The centre provides equipment for neighbourhood parks - the swings and slides people walk to. But most of its clients are councils and schools and it also makes "destination playgrounds".
Some have cost more than $1 million.
A playground the centre made at Takapuna Beach in Auckland had transformed the whole area, Timmins said.
It seemed now more car parks and shops selling food and drink were needed in the area.
A destination playground needs an "anchor piece". For Te Āhuru Mōwai o Tutaeporoporo, the playground that opened in Marton in April, the anchor was a large tower.
Often the client wants something not found in the next town. Playground Centre makes equipment for playing with sand and water, basket swings that hold several children, push-button electronic equipment, trampolines, skate and bike parks, and musical instruments.
"We are quite regularly doing New Zealand firsts. It keeps everyone engaged," Filleul said.

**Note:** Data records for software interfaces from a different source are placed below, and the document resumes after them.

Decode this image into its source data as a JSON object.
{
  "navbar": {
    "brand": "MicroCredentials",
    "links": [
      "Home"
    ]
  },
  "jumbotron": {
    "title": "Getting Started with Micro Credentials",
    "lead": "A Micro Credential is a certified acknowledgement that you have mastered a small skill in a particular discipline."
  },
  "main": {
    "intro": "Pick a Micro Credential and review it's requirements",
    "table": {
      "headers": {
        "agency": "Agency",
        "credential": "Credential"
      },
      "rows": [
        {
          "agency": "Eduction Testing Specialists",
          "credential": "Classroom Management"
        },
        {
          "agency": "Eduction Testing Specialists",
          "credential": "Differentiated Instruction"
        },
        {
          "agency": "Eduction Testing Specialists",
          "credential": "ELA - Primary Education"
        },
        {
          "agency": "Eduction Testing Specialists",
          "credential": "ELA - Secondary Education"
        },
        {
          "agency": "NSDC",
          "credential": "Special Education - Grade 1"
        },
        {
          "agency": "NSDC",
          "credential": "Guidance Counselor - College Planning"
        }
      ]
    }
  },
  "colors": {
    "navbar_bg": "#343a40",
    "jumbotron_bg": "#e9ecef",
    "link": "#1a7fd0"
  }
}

Its ninja warrior playground in Melbourne is a hit with the council, and it makes fitness equipment suitable for people of any size and capable of giving a full body workout.
"Not everyone can afford gyms."
Every piece has to be tough, safe and vandal-proof, and it has to be engaging and challenging. A smaller, complementary business, Urban Effects, makes benches, barbecues, bike racks and shade shelters.
Playground Centre staff begin by asking what the client wants, and then designing the space. Most of the equipment is made in its Whanganui factory, and installed by staff or partners.
The timber, plastic, steel and other materials mostly come out of this region, with plastic moulded in Manawatū, hardwood from Australia and rope climbing structures imported from Europe.
"We get a lot of repeat business with existing relationships," Timmins said.
Whanganui doesn't have many examples of the centre's work, but it is working to repair the flying fox at Kowhai Park.
"There's not a lot of change there, not since the skatepark. There's so much space they could add some items to revitalise it," Timmins said.
Playground Centre was started in 1990, in Auckland, by Denys Filleul. He moved it to Whanganui in 1993, buying the site where Humes had manufactured concrete pipes.
The move was made for personal reasons, son Simon Filleul said, and because Whanganui was a good place to bring up a family.